*** Begin section ***
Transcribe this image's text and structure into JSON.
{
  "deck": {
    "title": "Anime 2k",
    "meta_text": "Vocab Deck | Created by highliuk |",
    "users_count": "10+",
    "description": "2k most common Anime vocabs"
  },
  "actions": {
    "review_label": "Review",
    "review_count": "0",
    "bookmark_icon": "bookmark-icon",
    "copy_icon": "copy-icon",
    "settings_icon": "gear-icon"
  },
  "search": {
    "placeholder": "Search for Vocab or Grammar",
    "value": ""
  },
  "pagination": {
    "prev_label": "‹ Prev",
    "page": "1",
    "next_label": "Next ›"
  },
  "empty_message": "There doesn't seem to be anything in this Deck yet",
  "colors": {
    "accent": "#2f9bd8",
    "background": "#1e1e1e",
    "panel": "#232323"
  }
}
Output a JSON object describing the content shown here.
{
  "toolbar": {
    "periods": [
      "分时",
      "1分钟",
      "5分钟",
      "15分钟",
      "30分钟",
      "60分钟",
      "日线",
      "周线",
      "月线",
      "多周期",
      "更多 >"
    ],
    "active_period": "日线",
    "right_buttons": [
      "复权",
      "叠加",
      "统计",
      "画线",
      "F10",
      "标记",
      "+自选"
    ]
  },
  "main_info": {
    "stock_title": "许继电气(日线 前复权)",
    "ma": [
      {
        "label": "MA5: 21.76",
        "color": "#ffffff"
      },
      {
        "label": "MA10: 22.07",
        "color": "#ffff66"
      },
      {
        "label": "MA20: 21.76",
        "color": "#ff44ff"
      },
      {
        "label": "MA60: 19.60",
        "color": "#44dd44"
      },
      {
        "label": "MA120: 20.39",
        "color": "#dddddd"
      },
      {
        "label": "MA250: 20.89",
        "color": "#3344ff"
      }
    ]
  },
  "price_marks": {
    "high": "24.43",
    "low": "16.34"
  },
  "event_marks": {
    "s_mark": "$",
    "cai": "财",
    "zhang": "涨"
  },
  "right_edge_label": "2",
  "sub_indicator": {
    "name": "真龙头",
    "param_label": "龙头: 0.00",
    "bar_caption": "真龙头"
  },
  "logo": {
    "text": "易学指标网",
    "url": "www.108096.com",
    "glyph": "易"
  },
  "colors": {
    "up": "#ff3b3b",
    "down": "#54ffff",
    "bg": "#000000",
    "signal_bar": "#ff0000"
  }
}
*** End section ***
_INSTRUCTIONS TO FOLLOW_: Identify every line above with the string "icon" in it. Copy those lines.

_SOLUTION FOR THIS EXERCISE_:
    "bookmark_icon": "bookmark-icon",
    "copy_icon": "copy-icon",
    "settings_icon": "gear-icon"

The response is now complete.